Rocklin Unified School District receives $2.9 million in funding, money goes to new fleet of environmentally conscious buses


After taking the bus to get to school, Victor Needham arrives on campus at 8:23 a.m. 1,003 students out of RUSD’s 11,388 students take the bus, with many students relying on the transportation the bus provides to get to school. The district’s school buses are in the process of being replaced with new electric buses that will be rolled out in May 2023, with new features and environmental benefits. Photo by Isabella Tomasini.

Next month, the Rocklin Unified School District transportation department will release its new fleet of electric buses. 

As per a press release from Oct. 20 2022, the district received more than $2.9 million in funding from several grants to purchase eight new electric buses — a large improvement towards meeting environmental standards when compared to the 1994 diesel school buses in current use.

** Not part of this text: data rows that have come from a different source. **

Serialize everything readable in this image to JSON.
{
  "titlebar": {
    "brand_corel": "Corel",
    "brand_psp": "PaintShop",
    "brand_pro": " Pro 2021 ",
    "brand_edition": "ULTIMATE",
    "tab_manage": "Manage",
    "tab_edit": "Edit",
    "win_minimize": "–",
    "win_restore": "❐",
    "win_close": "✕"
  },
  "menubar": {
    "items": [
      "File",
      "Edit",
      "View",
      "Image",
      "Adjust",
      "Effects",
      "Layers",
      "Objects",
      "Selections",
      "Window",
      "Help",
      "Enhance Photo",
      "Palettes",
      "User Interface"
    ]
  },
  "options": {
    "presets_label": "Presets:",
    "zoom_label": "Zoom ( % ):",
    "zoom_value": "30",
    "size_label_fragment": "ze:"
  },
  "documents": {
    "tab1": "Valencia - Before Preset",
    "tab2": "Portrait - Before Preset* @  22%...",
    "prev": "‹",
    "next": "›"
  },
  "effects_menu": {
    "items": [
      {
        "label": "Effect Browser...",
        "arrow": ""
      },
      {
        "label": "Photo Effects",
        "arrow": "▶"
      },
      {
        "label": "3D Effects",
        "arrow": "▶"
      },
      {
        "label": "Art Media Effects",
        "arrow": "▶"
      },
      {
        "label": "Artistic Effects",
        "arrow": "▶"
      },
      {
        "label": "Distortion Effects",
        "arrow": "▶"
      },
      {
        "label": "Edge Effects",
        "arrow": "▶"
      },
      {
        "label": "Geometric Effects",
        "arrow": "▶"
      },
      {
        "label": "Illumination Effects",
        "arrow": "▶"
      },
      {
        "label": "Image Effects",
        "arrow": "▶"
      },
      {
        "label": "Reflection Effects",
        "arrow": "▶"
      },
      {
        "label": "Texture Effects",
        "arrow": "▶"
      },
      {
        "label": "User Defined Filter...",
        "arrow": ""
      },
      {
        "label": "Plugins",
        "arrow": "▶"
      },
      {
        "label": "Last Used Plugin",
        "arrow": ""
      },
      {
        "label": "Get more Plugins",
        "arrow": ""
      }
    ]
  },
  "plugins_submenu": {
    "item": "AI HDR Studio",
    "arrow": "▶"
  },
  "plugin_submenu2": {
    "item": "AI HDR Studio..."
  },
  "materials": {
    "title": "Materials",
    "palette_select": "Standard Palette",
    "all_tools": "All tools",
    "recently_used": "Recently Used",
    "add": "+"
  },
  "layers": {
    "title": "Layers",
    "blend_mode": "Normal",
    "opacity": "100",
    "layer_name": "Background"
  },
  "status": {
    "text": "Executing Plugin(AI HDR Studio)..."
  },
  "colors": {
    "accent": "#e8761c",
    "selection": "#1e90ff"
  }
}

The district itself is supplementing around $240,000 into this sum, and the value of these new buses is $3.2 million.

The new fleet is part of a large-scale goal of California to move towards electric vehicles to be more environmentally friendly. The funding was received from a multitude of different sources according to Matt Sanchez, the Director of Transportation for RUSD. 

“[How the district acquired the funding] is quite a complicated question — there are multiple funding sources that we have received,” Sanchez said. “One source is the Placer County Air Pollution Control District, and we also received some funding from the California Air Resource Board. We also have gotten assistance from PG&E through incentives and rebates for everything we’ve been doing.” 

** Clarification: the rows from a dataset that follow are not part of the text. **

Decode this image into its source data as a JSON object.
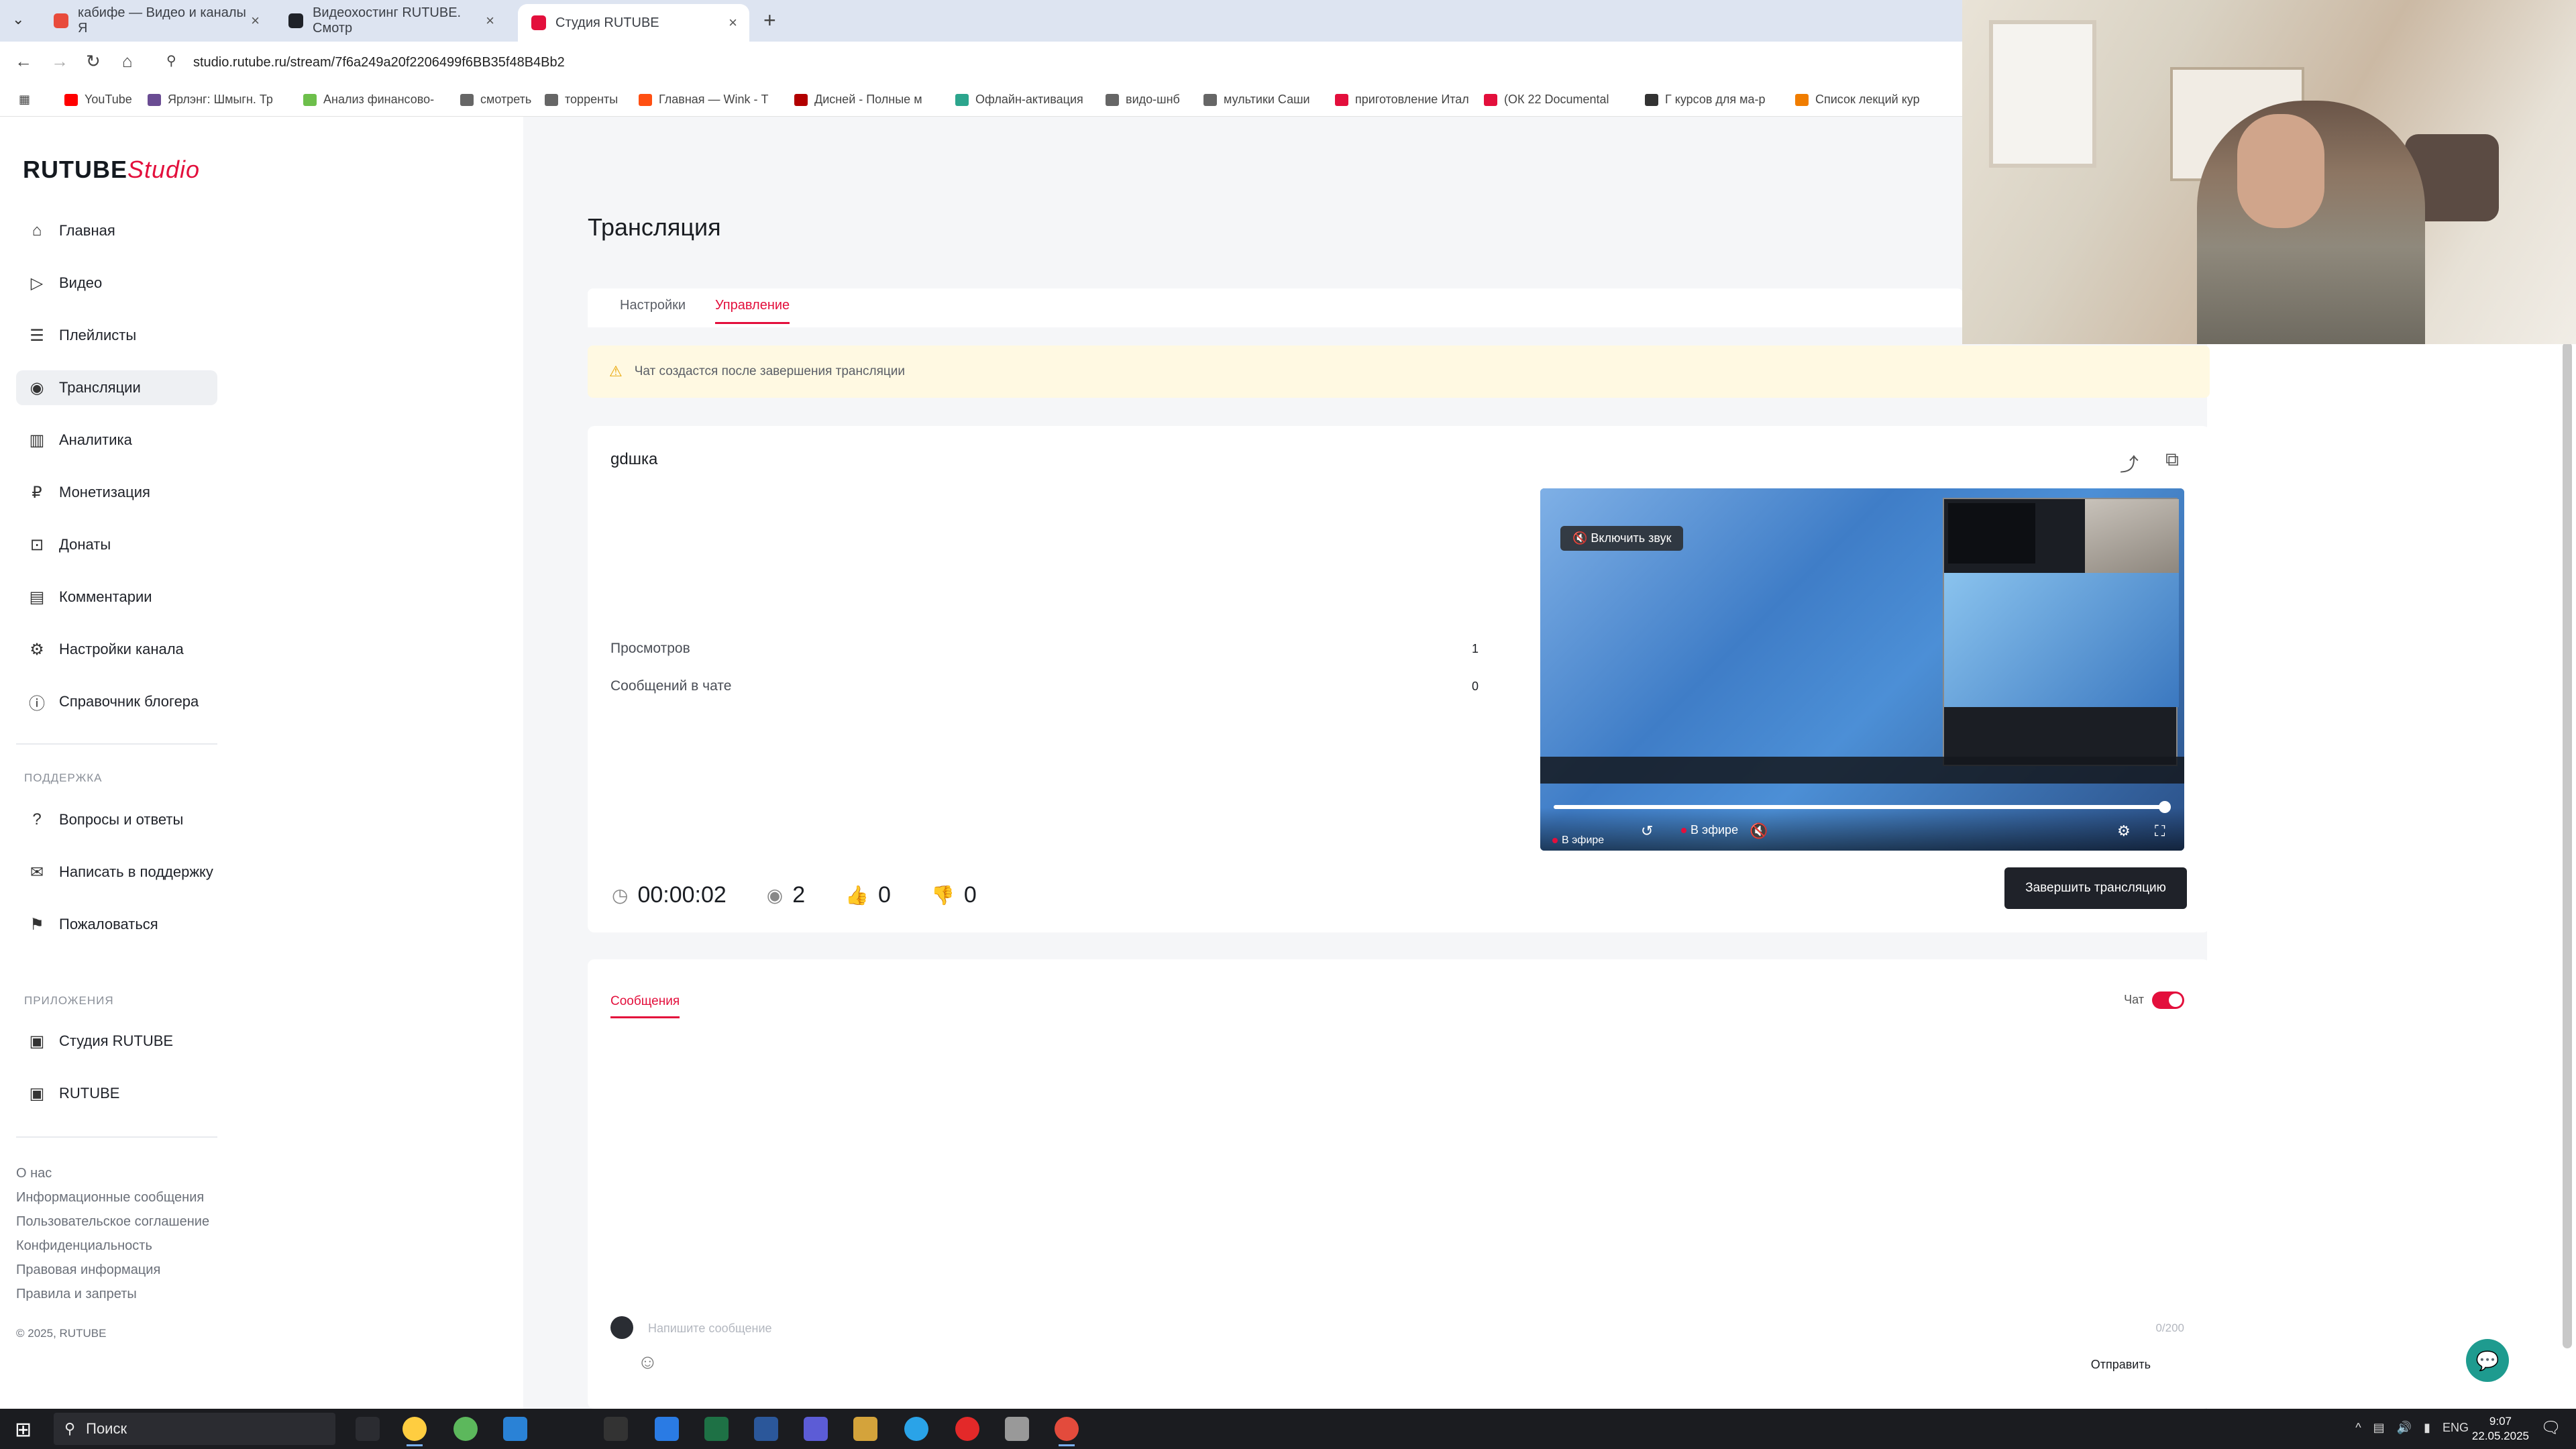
{
  "browser": {
    "tabs": [
      {
        "label": "кабифе — Видео и каналы Я",
        "favicon_color": "#e84b3c"
      },
      {
        "label": "Видеохостинг RUTUBE. Смотр",
        "favicon_color": "#1f2229"
      },
      {
        "label": "Студия RUTUBE",
        "favicon_color": "#e30f3c"
      }
    ],
    "url": "studio.rutube.ru/stream/7f6a249a20f2206499f6BB35f48B4Bb2",
    "bookmarks": [
      {
        "label": "YouTube",
        "color": "#ff0000"
      },
      {
        "label": "Ярлэнг: Шмыгн. Тр",
        "color": "#6a4c93"
      },
      {
        "label": "Анализ финансово-",
        "color": "#6dbf4b"
      },
      {
        "label": "смотреть",
        "color": "#666"
      },
      {
        "label": "торренты",
        "color": "#666"
      },
      {
        "label": "Главная — Wink - Т",
        "color": "#ff4f12"
      },
      {
        "label": "Дисней - Полные м",
        "color": "#b20000"
      },
      {
        "label": "Офлайн-активация",
        "color": "#2ca58d"
      },
      {
        "label": "видо-шнб",
        "color": "#666"
      },
      {
        "label": "мультики Саши",
        "color": "#666"
      },
      {
        "label": "приготовление Итал",
        "color": "#e30f3c"
      },
      {
        "label": "(ОК 22 Documental",
        "color": "#e30f3c"
      },
      {
        "label": "Г курсов для ма-р",
        "color": "#333"
      },
      {
        "label": "Список лекций кур",
        "color": "#f07d00"
      }
    ]
  },
  "logo": {
    "brand": "RUTUBE",
    "product": "Studio"
  },
  "sidebar": {
    "items": [
      {
        "label": "Главная",
        "icon": "home-icon",
        "glyph": "⌂"
      },
      {
        "label": "Видео",
        "icon": "video-icon",
        "glyph": "▷"
      },
      {
        "label": "Плейлисты",
        "icon": "playlist-icon",
        "glyph": "☰"
      },
      {
        "label": "Трансляции",
        "icon": "broadcast-icon",
        "glyph": "◉"
      },
      {
        "label": "Аналитика",
        "icon": "analytics-icon",
        "glyph": "▥"
      },
      {
        "label": "Монетизация",
        "icon": "monetization-icon",
        "glyph": "₽"
      },
      {
        "label": "Донаты",
        "icon": "donate-icon",
        "glyph": "⊡"
      },
      {
        "label": "Комментарии",
        "icon": "comments-icon",
        "glyph": "▤"
      },
      {
        "label": "Настройки канала",
        "icon": "settings-icon",
        "glyph": "⚙"
      },
      {
        "label": "Справочник блогера",
        "icon": "info-icon",
        "glyph": "ⓘ"
      }
    ],
    "support_heading": "ПОДДЕРЖКА",
    "support_items": [
      {
        "label": "Вопросы и ответы",
        "icon": "help-icon",
        "glyph": "?"
      },
      {
        "label": "Написать в поддержку",
        "icon": "mail-icon",
        "glyph": "✉"
      },
      {
        "label": "Пожаловаться",
        "icon": "flag-icon",
        "glyph": "⚑"
      }
    ],
    "apps_heading": "ПРИЛОЖЕНИЯ",
    "app_items": [
      {
        "label": "Студия RUTUBE",
        "icon": "studio-app-icon",
        "glyph": "▣"
      },
      {
        "label": "RUTUBE",
        "icon": "rutube-app-icon",
        "glyph": "▣"
      }
    ],
    "footer_links": [
      "О нас",
      "Информационные сообщения",
      "Пользовательское соглашение",
      "Конфиденциальность",
      "Правовая информация",
      "Правила и запреты"
    ],
    "copyright": "© 2025, RUTUBE"
  },
  "page": {
    "title": "Трансляция",
    "tabs": [
      "Настройки",
      "Управление"
    ],
    "notice": "Чат создастся после завершения трансляции",
    "stream_name": "gdшка",
    "stats": [
      {
        "label": "Просмотров",
        "value": "1"
      },
      {
        "label": "Сообщений в чате",
        "value": "0"
      }
    ],
    "counters": {
      "time": "00:00:02",
      "viewers": "2",
      "likes": "0",
      "dislikes": "0"
    },
    "end_button": "Завершить трансляцию"
  },
  "player": {
    "unmute_label": "Включить звук",
    "live_label": "В эфире",
    "live_label_2": "В эфире",
    "progress": 0.99
  },
  "chat": {
    "tab_label": "Сообщения",
    "toggle_label": "Чат",
    "input_placeholder": "Напишите сообщение",
    "char_count": "0/200",
    "send_label": "Отправить"
  },
  "taskbar": {
    "search_placeholder": "Поиск",
    "lang": "ENG",
    "time": "9:07",
    "date": "22.05.2025"
  }
}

However, every grant comes with a unique set of rules and regulations for each grant, making the simple-seeming process more complicated. 

“Because we’re getting funding from multiple sources, [the district] has been having to follow the rules from many different entities. I feel like a lot of these entities are just coming out with these grants and almost writing the rules as they go. It makes it really complicated when we’re learning the steps as we go, but they’re being very helpful,” Sanchez said.

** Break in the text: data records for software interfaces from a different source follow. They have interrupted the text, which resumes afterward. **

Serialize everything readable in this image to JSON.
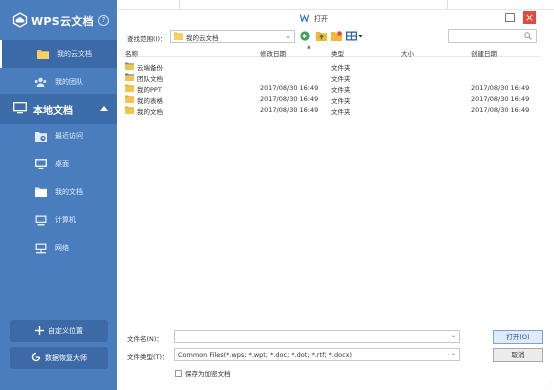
{
  "window": {
    "title": "打开",
    "maximize_icon": "maximize-icon",
    "close_icon": "close-icon",
    "close_color": "#e24a3d"
  },
  "sidebar": {
    "background": "#4a7dbe",
    "brand": {
      "title": "WPS云文档",
      "icon": "cloud-icon",
      "help_icon": "help-icon",
      "help_glyph": "?"
    },
    "items": [
      {
        "label": "我的云文档",
        "icon": "folder-icon",
        "active": true
      },
      {
        "label": "我的团队",
        "icon": "team-icon"
      }
    ],
    "local_section": {
      "label": "本地文档",
      "icon": "monitor-icon",
      "collapse_icon": "caret-up-icon"
    },
    "local_items": [
      {
        "label": "最近访问",
        "icon": "recent-icon"
      },
      {
        "label": "桌面",
        "icon": "desktop-icon"
      },
      {
        "label": "我的文档",
        "icon": "folder-icon"
      },
      {
        "label": "计算机",
        "icon": "computer-icon"
      },
      {
        "label": "网络",
        "icon": "network-icon"
      }
    ],
    "bottom_buttons": [
      {
        "label": "自定义位置",
        "icon": "plus-icon"
      },
      {
        "label": "数据恢复大师",
        "icon": "recovery-icon"
      }
    ]
  },
  "toolbar": {
    "lookin_label": "查找范围(I)：",
    "lookin_value": "我的云文档",
    "icons": [
      "back-icon",
      "up-folder-icon",
      "new-folder-icon",
      "view-menu-icon"
    ],
    "search_icon": "search-icon"
  },
  "file_list": {
    "columns": [
      "名称",
      "修改日期",
      "类型",
      "大小",
      "创建日期"
    ],
    "rows": [
      {
        "name": "云端备份",
        "icon": "cloud-folder-icon",
        "modified": "",
        "type": "文件夹",
        "size": "",
        "created": ""
      },
      {
        "name": "团队文档",
        "icon": "team-folder-icon",
        "modified": "",
        "type": "文件夹",
        "size": "",
        "created": ""
      },
      {
        "name": "我的PPT",
        "icon": "folder-icon",
        "modified": "2017/08/30 16:49",
        "type": "文件夹",
        "size": "",
        "created": "2017/08/30 16:49"
      },
      {
        "name": "我的表格",
        "icon": "folder-icon",
        "modified": "2017/08/30 16:49",
        "type": "文件夹",
        "size": "",
        "created": "2017/08/30 16:49"
      },
      {
        "name": "我的文档",
        "icon": "folder-icon",
        "modified": "2017/08/30 16:49",
        "type": "文件夹",
        "size": "",
        "created": "2017/08/30 16:49"
      }
    ]
  },
  "form": {
    "filename_label": "文件名(N)：",
    "filename_value": "",
    "filetype_label": "文件类型(T)：",
    "filetype_value": "Common Files(*.wps; *.wpt; *.doc; *.dot; *.rtf; *.docx)",
    "open_button": "打开(O)",
    "cancel_button": "取消",
    "encrypt_checkbox": "保存为加密文档"
  }
}
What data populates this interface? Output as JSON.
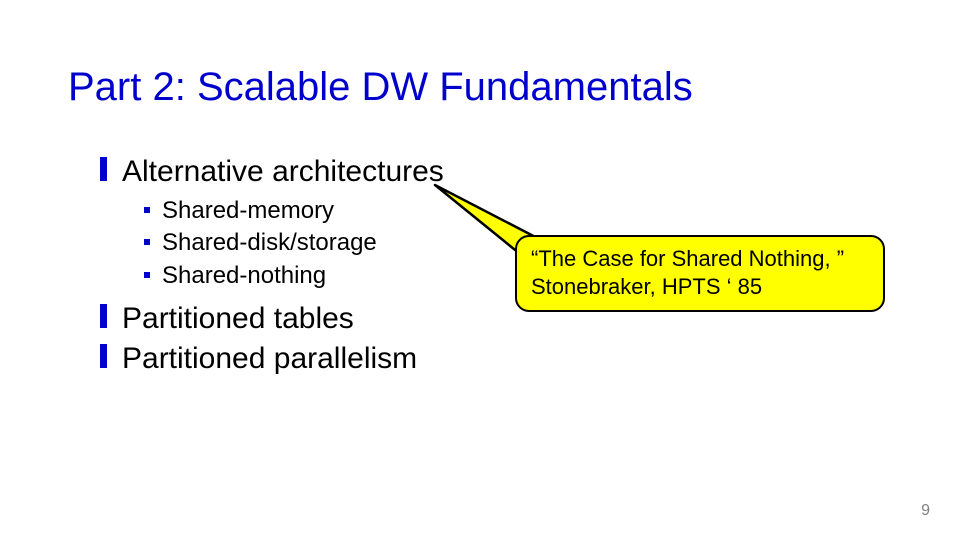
{
  "slide": {
    "title": "Part 2:  Scalable DW Fundamentals",
    "bullets": [
      {
        "label": "Alternative architectures",
        "subs": [
          "Shared-memory",
          "Shared-disk/storage",
          "Shared-nothing"
        ]
      },
      {
        "label": "Partitioned tables"
      },
      {
        "label": "Partitioned parallelism"
      }
    ],
    "callout": {
      "line1": "“The Case for Shared Nothing, ”",
      "line2": "Stonebraker, HPTS ‘ 85"
    },
    "page_number": "9"
  }
}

According to Sanchez, the push to go electric has come from the California Air Resource Board, also known as CARB, due to their demand to reduce emissions by 75% by 2024 and 90% by 2027. This has been coupled with the issue of diesel engine manufacturers refusing to meet those standards set by CARB. 

“The manufacturers of diesel engines are contributing towards the drive to go electric, because they aren’t making a product anymore, even though they’re desirable for us and other districts,” Sanchez said.

Yet going electric is beneficial both for the community, and the district’s funds. 

“For us, electric fits Rocklin really well due to the small size of our community. The routes of our buses currently are about 70 miles a day, and the range on the electric buses is about 130 to 140 miles, so they’re perfect for our community,” Sanchez said. 

Sanchez also noted the technological differences between the diesel and electric buses will save $30,000 in maintenance alone, due to the lack of transmission in the new electric buses. Additionally, the price of diesel has fluctuated, with the district paying nearly $5 a gallon at some points in the year. 

“We’re averaging right now around $4.44 per gallon, but if we ran those eight buses all year next year, we would see a saving anywhere from $80,000 to $84,000 alone,” Sanchez said.

Additionally, the new electric buses offer a smoother ride, air conditioning, lap shoulder belts, regenerative braking and a 360-degree surveillance system outside the bus.   

“[The transition from diesel buses to electric buses] is pretty cool; it’s going to help the environment, and the bus ride might be a little smoother, plus we won’t have to pay for gas so there will be some money saved,” David Rasmussen said. 

Students will see the buses rolled out in use in May 2023, with all previous routes remaining the same and no interference with scheduling. 

Christine Louie, a student who used to ride the bus, said that changes to the essential vehicles will ultimately be beneficial for our school. 

Louie said, “Over time, I think students will see an impact due to the new buses, because we’ll be breathing in cleaner air, and have a more positive experience on the bus — it will probably encourage students to actually take the bus because the ride is actually enjoyable, as it won’t be super loud or bumpy anymore. In any case, I’m excited for the new buses, as they represent a new step in the right direction.”